Supplied records below:
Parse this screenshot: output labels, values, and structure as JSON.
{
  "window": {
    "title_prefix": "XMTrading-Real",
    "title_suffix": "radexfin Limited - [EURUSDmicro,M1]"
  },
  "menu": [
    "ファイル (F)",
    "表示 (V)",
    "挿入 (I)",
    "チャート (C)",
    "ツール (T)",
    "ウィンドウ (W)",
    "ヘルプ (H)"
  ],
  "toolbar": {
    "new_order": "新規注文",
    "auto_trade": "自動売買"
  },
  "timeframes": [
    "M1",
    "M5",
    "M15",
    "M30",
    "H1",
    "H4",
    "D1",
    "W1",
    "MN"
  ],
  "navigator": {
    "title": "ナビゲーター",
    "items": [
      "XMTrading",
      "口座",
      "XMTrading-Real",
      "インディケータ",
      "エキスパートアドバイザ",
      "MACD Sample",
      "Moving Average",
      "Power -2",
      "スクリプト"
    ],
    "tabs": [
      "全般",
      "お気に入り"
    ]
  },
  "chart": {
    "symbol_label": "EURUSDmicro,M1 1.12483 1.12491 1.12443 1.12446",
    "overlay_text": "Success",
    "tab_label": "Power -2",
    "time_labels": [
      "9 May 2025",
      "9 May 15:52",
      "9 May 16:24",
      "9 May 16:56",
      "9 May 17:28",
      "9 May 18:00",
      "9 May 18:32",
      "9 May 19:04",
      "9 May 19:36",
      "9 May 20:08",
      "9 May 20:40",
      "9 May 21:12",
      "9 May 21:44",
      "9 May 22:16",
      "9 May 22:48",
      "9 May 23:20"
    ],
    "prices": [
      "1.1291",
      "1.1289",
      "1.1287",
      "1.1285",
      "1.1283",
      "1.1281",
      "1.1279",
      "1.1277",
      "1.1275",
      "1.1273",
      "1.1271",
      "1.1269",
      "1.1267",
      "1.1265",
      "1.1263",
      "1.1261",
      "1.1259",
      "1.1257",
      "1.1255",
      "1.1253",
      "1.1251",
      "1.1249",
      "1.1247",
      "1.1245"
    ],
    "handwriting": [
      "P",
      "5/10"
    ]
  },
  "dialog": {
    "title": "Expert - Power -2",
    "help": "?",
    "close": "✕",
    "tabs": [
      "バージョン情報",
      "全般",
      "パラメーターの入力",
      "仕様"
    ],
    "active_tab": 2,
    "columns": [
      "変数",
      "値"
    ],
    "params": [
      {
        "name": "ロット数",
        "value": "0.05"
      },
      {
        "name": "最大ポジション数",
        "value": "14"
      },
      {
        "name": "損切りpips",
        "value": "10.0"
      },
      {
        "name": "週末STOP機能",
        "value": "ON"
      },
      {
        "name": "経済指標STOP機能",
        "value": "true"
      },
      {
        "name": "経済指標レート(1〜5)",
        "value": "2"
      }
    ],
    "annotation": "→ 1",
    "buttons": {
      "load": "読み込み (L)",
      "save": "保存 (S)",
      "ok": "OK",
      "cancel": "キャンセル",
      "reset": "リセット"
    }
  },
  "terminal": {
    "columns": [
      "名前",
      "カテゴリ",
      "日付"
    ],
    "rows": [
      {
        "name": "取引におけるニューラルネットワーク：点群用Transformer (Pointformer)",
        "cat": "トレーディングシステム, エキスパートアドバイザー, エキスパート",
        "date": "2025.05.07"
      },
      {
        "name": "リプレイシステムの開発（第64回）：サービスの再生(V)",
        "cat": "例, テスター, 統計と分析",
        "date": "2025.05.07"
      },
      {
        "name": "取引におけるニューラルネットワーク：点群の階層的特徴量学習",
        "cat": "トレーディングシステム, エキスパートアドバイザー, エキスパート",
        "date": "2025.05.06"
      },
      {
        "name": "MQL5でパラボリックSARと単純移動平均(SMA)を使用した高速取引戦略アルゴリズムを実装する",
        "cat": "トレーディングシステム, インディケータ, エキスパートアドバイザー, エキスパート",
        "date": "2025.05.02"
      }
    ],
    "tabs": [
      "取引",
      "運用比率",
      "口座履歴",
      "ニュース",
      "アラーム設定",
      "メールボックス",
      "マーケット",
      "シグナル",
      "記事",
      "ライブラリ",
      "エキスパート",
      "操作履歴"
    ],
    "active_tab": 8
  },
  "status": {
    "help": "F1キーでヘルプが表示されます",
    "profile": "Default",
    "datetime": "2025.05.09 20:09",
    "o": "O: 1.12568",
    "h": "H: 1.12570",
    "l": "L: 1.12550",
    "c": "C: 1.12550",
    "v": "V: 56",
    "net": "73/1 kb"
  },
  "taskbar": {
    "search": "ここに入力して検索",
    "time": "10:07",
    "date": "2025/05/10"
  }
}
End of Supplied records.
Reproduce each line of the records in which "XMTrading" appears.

    "title_prefix": "XMTrading-Real",
      "XMTrading",
      "XMTrading-Real",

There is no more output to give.